Martin O’Brien is an artist, scholar, teacher, and zombie. He is one of the UK’s best known performance artists and has recently won the Philip Leverhulme Prize 2021 for Visual and Performing Arts. His work has been written about in books and articles, including Survival of the Sickest: The Art of Martin O'Brien (LADA, 2018), and his work has been featured on BBC radio and Sky Arts television. He has performed throughout the UK, Europe, US, and Canada. He is best known for his long durational solo performances and his collaborations with legendary LA artist Sheree Rose. His most recent works have been at the ICA and Tate Britain (both London). He is Senior Lecturer in Live Art at Queen Mary University London. In 2023 he will spend the year as writer-artist in residence at Whitechapel Gallery (London).
ABOUT THE TALK
Deathly Durations: Illness, Temporality and Queer Death
The coffin is sealed shut; the faint sound of coughing can be heard from inside, ringing out through the night. In another place, a group are meeting. The Last Breath Society gather to breathe together, to mourn their own life and rehearse for the inevitable.

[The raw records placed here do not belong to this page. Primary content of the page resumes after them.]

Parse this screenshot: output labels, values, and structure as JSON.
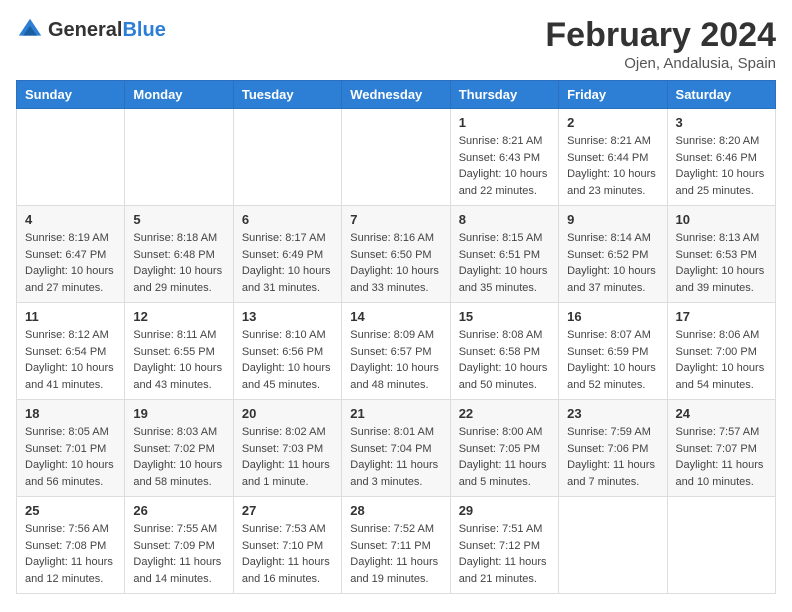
{
  "logo": {
    "general": "General",
    "blue": "Blue"
  },
  "title": "February 2024",
  "location": "Ojen, Andalusia, Spain",
  "days_of_week": [
    "Sunday",
    "Monday",
    "Tuesday",
    "Wednesday",
    "Thursday",
    "Friday",
    "Saturday"
  ],
  "weeks": [
    [
      {
        "day": "",
        "info": ""
      },
      {
        "day": "",
        "info": ""
      },
      {
        "day": "",
        "info": ""
      },
      {
        "day": "",
        "info": ""
      },
      {
        "day": "1",
        "info": "Sunrise: 8:21 AM\nSunset: 6:43 PM\nDaylight: 10 hours\nand 22 minutes."
      },
      {
        "day": "2",
        "info": "Sunrise: 8:21 AM\nSunset: 6:44 PM\nDaylight: 10 hours\nand 23 minutes."
      },
      {
        "day": "3",
        "info": "Sunrise: 8:20 AM\nSunset: 6:46 PM\nDaylight: 10 hours\nand 25 minutes."
      }
    ],
    [
      {
        "day": "4",
        "info": "Sunrise: 8:19 AM\nSunset: 6:47 PM\nDaylight: 10 hours\nand 27 minutes."
      },
      {
        "day": "5",
        "info": "Sunrise: 8:18 AM\nSunset: 6:48 PM\nDaylight: 10 hours\nand 29 minutes."
      },
      {
        "day": "6",
        "info": "Sunrise: 8:17 AM\nSunset: 6:49 PM\nDaylight: 10 hours\nand 31 minutes."
      },
      {
        "day": "7",
        "info": "Sunrise: 8:16 AM\nSunset: 6:50 PM\nDaylight: 10 hours\nand 33 minutes."
      },
      {
        "day": "8",
        "info": "Sunrise: 8:15 AM\nSunset: 6:51 PM\nDaylight: 10 hours\nand 35 minutes."
      },
      {
        "day": "9",
        "info": "Sunrise: 8:14 AM\nSunset: 6:52 PM\nDaylight: 10 hours\nand 37 minutes."
      },
      {
        "day": "10",
        "info": "Sunrise: 8:13 AM\nSunset: 6:53 PM\nDaylight: 10 hours\nand 39 minutes."
      }
    ],
    [
      {
        "day": "11",
        "info": "Sunrise: 8:12 AM\nSunset: 6:54 PM\nDaylight: 10 hours\nand 41 minutes."
      },
      {
        "day": "12",
        "info": "Sunrise: 8:11 AM\nSunset: 6:55 PM\nDaylight: 10 hours\nand 43 minutes."
      },
      {
        "day": "13",
        "info": "Sunrise: 8:10 AM\nSunset: 6:56 PM\nDaylight: 10 hours\nand 45 minutes."
      },
      {
        "day": "14",
        "info": "Sunrise: 8:09 AM\nSunset: 6:57 PM\nDaylight: 10 hours\nand 48 minutes."
      },
      {
        "day": "15",
        "info": "Sunrise: 8:08 AM\nSunset: 6:58 PM\nDaylight: 10 hours\nand 50 minutes."
      },
      {
        "day": "16",
        "info": "Sunrise: 8:07 AM\nSunset: 6:59 PM\nDaylight: 10 hours\nand 52 minutes."
      },
      {
        "day": "17",
        "info": "Sunrise: 8:06 AM\nSunset: 7:00 PM\nDaylight: 10 hours\nand 54 minutes."
      }
    ],
    [
      {
        "day": "18",
        "info": "Sunrise: 8:05 AM\nSunset: 7:01 PM\nDaylight: 10 hours\nand 56 minutes."
      },
      {
        "day": "19",
        "info": "Sunrise: 8:03 AM\nSunset: 7:02 PM\nDaylight: 10 hours\nand 58 minutes."
      },
      {
        "day": "20",
        "info": "Sunrise: 8:02 AM\nSunset: 7:03 PM\nDaylight: 11 hours\nand 1 minute."
      },
      {
        "day": "21",
        "info": "Sunrise: 8:01 AM\nSunset: 7:04 PM\nDaylight: 11 hours\nand 3 minutes."
      },
      {
        "day": "22",
        "info": "Sunrise: 8:00 AM\nSunset: 7:05 PM\nDaylight: 11 hours\nand 5 minutes."
      },
      {
        "day": "23",
        "info": "Sunrise: 7:59 AM\nSunset: 7:06 PM\nDaylight: 11 hours\nand 7 minutes."
      },
      {
        "day": "24",
        "info": "Sunrise: 7:57 AM\nSunset: 7:07 PM\nDaylight: 11 hours\nand 10 minutes."
      }
    ],
    [
      {
        "day": "25",
        "info": "Sunrise: 7:56 AM\nSunset: 7:08 PM\nDaylight: 11 hours\nand 12 minutes."
      },
      {
        "day": "26",
        "info": "Sunrise: 7:55 AM\nSunset: 7:09 PM\nDaylight: 11 hours\nand 14 minutes."
      },
      {
        "day": "27",
        "info": "Sunrise: 7:53 AM\nSunset: 7:10 PM\nDaylight: 11 hours\nand 16 minutes."
      },
      {
        "day": "28",
        "info": "Sunrise: 7:52 AM\nSunset: 7:11 PM\nDaylight: 11 hours\nand 19 minutes."
      },
      {
        "day": "29",
        "info": "Sunrise: 7:51 AM\nSunset: 7:12 PM\nDaylight: 11 hours\nand 21 minutes."
      },
      {
        "day": "",
        "info": ""
      },
      {
        "day": "",
        "info": ""
      }
    ]
  ]
}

This artist lecture thinks through images of death and dying in performance. O’Brien will ask what can be understood about life and its opposite by looking at works of art by people at the end of their life. The talk will engage particularly with works that resist conventional narratives of illness, by constructing difficult and political images through durational action-based performance. O’Brien will think through his own recent performance-installation at the Institute of Contemporary Arts (London) ‘The Last breath Society (Coughing Coffin)’, which explored the politics of living longer than expected in order to understand an enactment of durational thinking through death and decay.